Fibromyalgia

Fibromyalgia is a disorder that affects the muscles and soft tissue and causes chronic pain and fatigue. It’s characterized by widespread musculoskeletal pain that is joined by extreme fatigue, excessive sleep, and memory and mood issues. 

Chronic Migraines

Migraines are severe and often debilitating headaches that are estimated to impact over 3.2 million men, women and children in the United States. Migraines often begin between childhood and early adulthood, and tend to progress over four stages: Pro-drome, Aura, Attack, and Post-drome, though not all patients experience all stages.

Radiculopathy

Radiculopathy is a condition in which a spinal nerve is compressed or irritated. Radiculopathy can occur in any part of the spine, but most frequently affects the lower back (lumbar radiculopathy) and neck (cervical radiculopathy). Sciatica is another very common form of lumbar radiculopathy.

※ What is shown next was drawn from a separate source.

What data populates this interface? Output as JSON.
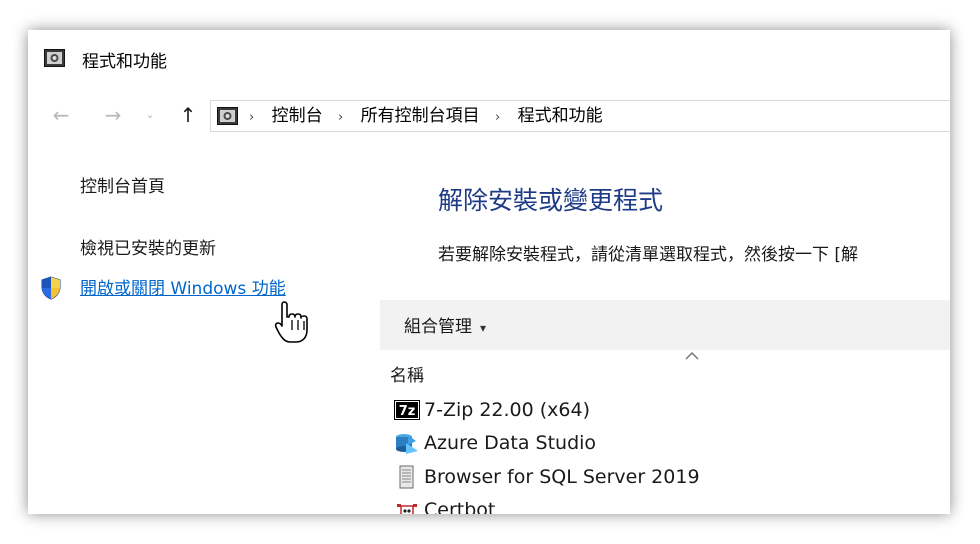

Facet Pain

Each section of the spine has facet joints, which are located between the vertebrae. When they are located in the neck, they are called cervical facet joints. When they are located in the mid back, they are called thoracic facet joints and when they are in the lower back, they are called lumbar facet joints.

Coccygeal (Tailbone) Pain

Coccyx is another name for tailbone, the triangular structure at the bottom of the spine vertebrae. It is made up of small bones that are connected by joints and ligaments. Coccyx pain (coccydynia) is often caused by a single trauma, such as a fall or during childbirth. These injuries can result in bruises, sprains, breaks or dislocation of the coccyx, and injuries are often extremely painful.

Back and Neck Pain

Pain in the back or neck area can be continuous or intermittent and range from mild to severe. Neck pain is defined as pain that occurs in the cervical vertebrae in your neck. Lower back pain is most common and often affects the lumbar vertebrae.

Arachnoiditis

Arachnoiditis is a chronic pain condition caused by inflammation of the arachnoid membrane, which surrounds and protects the spinal cord nerves. As the disease progresses and the symptoms become worse, the inflammation can lead to scar tissue formation, which in turn can cause the spinal nerves to adhere to one another and malfunction.

Occipital Headaches

An occipital headache, or neuralgia, is a condition in which the nerves that run from base of the cervical spine up through the scalp, called the occipital nerves, are inflamed or injured. You might feel pain in the back of your head or the base of your skull.

Muscle/Myofascial Pain

Myofascial pain is a chronic pain condition in which pressure on sensitive or trigger points in the muscle causes pain. This pain, known as referred pain, is often felt in parts of the body seemingly unrelated to the origination area.

Epidural Fibrosis

Epidural fibrosis is the excessive production of scar tissue near the root of a nerve. Most commonly it can occur following spinal surgery. 

Spinal Stenosis

The word “stenosis” refers to the abnormal narrowing of a channel within the body. When used in reference to the spine, stenosis means the bone channel of the spinal cord has narrowed or is narrowing.

Failed Back Surgery Syndrome

After any spine surgery, a percentage of patients still may experience pain. This is called failed back or failed fusion syndrome, which is characterized by uncontrollable pain and an inability to return to normal activities.